- **Given data**:
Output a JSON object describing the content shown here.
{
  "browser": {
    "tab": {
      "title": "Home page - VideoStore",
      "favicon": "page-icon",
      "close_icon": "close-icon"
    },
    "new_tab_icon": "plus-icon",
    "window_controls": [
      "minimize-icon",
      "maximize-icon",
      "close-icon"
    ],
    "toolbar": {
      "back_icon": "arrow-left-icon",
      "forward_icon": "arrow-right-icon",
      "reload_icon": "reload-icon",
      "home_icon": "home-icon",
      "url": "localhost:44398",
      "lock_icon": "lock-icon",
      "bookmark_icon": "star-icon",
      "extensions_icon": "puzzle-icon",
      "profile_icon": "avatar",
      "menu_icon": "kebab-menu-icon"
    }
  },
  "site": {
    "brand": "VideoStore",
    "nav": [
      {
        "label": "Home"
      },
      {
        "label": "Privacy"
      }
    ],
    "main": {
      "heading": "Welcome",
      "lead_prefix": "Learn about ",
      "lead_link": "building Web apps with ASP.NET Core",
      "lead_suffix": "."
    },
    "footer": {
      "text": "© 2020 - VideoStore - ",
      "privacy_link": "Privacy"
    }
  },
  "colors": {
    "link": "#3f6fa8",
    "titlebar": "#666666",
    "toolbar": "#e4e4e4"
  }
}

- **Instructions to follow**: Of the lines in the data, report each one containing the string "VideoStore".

- **Response below**:
      "title": "Home page - VideoStore",
    "brand": "VideoStore",
      "text": "© 2020 - VideoStore - ",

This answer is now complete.